#### Your assignment
Reproduce the data exactly. Omit no record.

----

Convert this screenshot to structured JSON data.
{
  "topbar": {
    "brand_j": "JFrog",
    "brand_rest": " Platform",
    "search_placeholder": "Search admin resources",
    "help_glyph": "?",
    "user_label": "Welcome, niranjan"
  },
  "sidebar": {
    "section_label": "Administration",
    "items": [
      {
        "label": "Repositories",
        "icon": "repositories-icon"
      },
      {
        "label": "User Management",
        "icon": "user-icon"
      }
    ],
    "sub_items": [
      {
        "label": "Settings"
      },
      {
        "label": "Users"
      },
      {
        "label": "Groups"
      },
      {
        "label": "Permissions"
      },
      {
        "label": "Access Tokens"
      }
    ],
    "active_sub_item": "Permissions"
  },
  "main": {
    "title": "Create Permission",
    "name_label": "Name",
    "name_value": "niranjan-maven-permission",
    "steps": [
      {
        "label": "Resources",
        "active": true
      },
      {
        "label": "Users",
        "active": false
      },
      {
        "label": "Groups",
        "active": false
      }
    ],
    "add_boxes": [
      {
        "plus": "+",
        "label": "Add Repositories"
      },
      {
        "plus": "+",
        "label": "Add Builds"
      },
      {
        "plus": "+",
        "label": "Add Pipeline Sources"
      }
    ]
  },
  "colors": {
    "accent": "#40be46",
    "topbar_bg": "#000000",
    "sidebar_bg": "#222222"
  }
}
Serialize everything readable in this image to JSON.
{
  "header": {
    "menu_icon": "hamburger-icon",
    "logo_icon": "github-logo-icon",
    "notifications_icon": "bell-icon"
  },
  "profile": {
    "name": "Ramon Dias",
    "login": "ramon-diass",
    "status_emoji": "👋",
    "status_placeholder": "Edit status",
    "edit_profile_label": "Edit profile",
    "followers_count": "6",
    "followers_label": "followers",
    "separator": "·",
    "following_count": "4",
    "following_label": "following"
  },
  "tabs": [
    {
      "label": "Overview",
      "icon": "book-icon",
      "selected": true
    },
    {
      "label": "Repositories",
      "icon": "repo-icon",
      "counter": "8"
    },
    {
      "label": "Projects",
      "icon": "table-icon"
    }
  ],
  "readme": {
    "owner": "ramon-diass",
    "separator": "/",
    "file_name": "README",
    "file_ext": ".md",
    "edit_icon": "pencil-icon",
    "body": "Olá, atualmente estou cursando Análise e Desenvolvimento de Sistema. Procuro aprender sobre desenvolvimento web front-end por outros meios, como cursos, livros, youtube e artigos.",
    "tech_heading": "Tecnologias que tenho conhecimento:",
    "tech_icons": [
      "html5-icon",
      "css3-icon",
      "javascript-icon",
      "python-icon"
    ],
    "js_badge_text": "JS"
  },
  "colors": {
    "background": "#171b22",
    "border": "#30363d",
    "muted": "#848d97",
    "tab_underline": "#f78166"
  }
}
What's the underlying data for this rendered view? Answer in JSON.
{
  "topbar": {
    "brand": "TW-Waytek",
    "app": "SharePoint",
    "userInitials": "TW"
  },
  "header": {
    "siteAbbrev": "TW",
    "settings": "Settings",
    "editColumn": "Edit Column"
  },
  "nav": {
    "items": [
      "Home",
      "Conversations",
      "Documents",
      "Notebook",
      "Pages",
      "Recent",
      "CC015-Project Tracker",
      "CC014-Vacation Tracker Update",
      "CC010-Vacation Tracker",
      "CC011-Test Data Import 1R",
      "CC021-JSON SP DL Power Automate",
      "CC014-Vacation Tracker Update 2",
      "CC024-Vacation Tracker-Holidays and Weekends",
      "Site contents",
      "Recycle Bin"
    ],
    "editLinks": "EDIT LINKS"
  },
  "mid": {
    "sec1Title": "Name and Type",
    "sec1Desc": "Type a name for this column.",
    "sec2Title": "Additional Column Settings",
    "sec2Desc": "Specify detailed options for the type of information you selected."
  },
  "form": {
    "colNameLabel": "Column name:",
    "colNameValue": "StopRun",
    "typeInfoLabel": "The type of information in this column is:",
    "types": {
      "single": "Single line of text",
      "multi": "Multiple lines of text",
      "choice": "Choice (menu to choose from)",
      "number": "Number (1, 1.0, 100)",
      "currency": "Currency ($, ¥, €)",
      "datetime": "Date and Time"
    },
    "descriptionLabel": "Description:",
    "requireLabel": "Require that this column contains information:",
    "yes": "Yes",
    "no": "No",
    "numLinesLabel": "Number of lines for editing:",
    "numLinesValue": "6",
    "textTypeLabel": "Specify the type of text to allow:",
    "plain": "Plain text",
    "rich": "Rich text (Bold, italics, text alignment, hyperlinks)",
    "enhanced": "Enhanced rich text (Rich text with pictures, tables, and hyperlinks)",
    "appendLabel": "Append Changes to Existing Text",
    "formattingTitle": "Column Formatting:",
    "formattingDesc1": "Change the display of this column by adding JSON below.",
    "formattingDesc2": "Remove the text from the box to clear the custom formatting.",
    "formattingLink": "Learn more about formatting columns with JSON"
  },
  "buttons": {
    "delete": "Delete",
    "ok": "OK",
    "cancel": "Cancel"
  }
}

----

#### Exercise result
Convert this screenshot to structured JSON data.
{
  "topbar": {
    "brand_j": "JFrog",
    "brand_rest": " Platform",
    "search_placeholder": "Search admin resources",
    "help_glyph": "?",
    "user_label": "Welcome, niranjan"
  },
  "sidebar": {
    "section_label": "Administration",
    "items": [
      {
        "label": "Repositories",
        "icon": "repositories-icon"
      },
      {
        "label": "User Management",
        "icon": "user-icon"
      }
    ],
    "sub_items": [
      {
        "label": "Settings"
      },
      {
        "label": "Users"
      },
      {
        "label": "Groups"
      },
      {
        "label": "Permissions"
      },
      {
        "label": "Access Tokens"
      }
    ],
    "active_sub_item": "Permissions"
  },
  "main": {
    "title": "Create Permission",
    "name_label": "Name",
    "name_value": "niranjan-maven-permission",
    "steps": [
      {
        "label": "Resources",
        "active": true
      },
      {
        "label": "Users",
        "active": false
      },
      {
        "label": "Groups",
        "active": false
      }
    ],
    "add_boxes": [
      {
        "plus": "+",
        "label": "Add Repositories"
      },
      {
        "plus": "+",
        "label": "Add Builds"
      },
      {
        "plus": "+",
        "label": "Add Pipeline Sources"
      }
    ]
  },
  "colors": {
    "accent": "#40be46",
    "topbar_bg": "#000000",
    "sidebar_bg": "#222222"
  }
}
Serialize everything readable in this image to JSON.
{
  "header": {
    "menu_icon": "hamburger-icon",
    "logo_icon": "github-logo-icon",
    "notifications_icon": "bell-icon"
  },
  "profile": {
    "name": "Ramon Dias",
    "login": "ramon-diass",
    "status_emoji": "👋",
    "status_placeholder": "Edit status",
    "edit_profile_label": "Edit profile",
    "followers_count": "6",
    "followers_label": "followers",
    "separator": "·",
    "following_count": "4",
    "following_label": "following"
  },
  "tabs": [
    {
      "label": "Overview",
      "icon": "book-icon",
      "selected": true
    },
    {
      "label": "Repositories",
      "icon": "repo-icon",
      "counter": "8"
    },
    {
      "label": "Projects",
      "icon": "table-icon"
    }
  ],
  "readme": {
    "owner": "ramon-diass",
    "separator": "/",
    "file_name": "README",
    "file_ext": ".md",
    "edit_icon": "pencil-icon",
    "body": "Olá, atualmente estou cursando Análise e Desenvolvimento de Sistema. Procuro aprender sobre desenvolvimento web front-end por outros meios, como cursos, livros, youtube e artigos.",
    "tech_heading": "Tecnologias que tenho conhecimento:",
    "tech_icons": [
      "html5-icon",
      "css3-icon",
      "javascript-icon",
      "python-icon"
    ],
    "js_badge_text": "JS"
  },
  "colors": {
    "background": "#171b22",
    "border": "#30363d",
    "muted": "#848d97",
    "tab_underline": "#f78166"
  }
}
What's the underlying data for this rendered view? Answer in JSON.
{
  "topbar": {
    "brand": "TW-Waytek",
    "app": "SharePoint",
    "userInitials": "TW"
  },
  "header": {
    "siteAbbrev": "TW",
    "settings": "Settings",
    "editColumn": "Edit Column"
  },
  "nav": {
    "items": [
      "Home",
      "Conversations",
      "Documents",
      "Notebook",
      "Pages",
      "Recent",
      "CC015-Project Tracker",
      "CC014-Vacation Tracker Update",
      "CC010-Vacation Tracker",
      "CC011-Test Data Import 1R",
      "CC021-JSON SP DL Power Automate",
      "CC014-Vacation Tracker Update 2",
      "CC024-Vacation Tracker-Holidays and Weekends",
      "Site contents",
      "Recycle Bin"
    ],
    "editLinks": "EDIT LINKS"
  },
  "mid": {
    "sec1Title": "Name and Type",
    "sec1Desc": "Type a name for this column.",
    "sec2Title": "Additional Column Settings",
    "sec2Desc": "Specify detailed options for the type of information you selected."
  },
  "form": {
    "colNameLabel": "Column name:",
    "colNameValue": "StopRun",
    "typeInfoLabel": "The type of information in this column is:",
    "types": {
      "single": "Single line of text",
      "multi": "Multiple lines of text",
      "choice": "Choice (menu to choose from)",
      "number": "Number (1, 1.0, 100)",
      "currency": "Currency ($, ¥, €)",
      "datetime": "Date and Time"
    },
    "descriptionLabel": "Description:",
    "requireLabel": "Require that this column contains information:",
    "yes": "Yes",
    "no": "No",
    "numLinesLabel": "Number of lines for editing:",
    "numLinesValue": "6",
    "textTypeLabel": "Specify the type of text to allow:",
    "plain": "Plain text",
    "rich": "Rich text (Bold, italics, text alignment, hyperlinks)",
    "enhanced": "Enhanced rich text (Rich text with pictures, tables, and hyperlinks)",
    "appendLabel": "Append Changes to Existing Text",
    "formattingTitle": "Column Formatting:",
    "formattingDesc1": "Change the display of this column by adding JSON below.",
    "formattingDesc2": "Remove the text from the box to clear the custom formatting.",
    "formattingLink": "Learn more about formatting columns with JSON"
  },
  "buttons": {
    "delete": "Delete",
    "ok": "OK",
    "cancel": "Cancel"
  }
}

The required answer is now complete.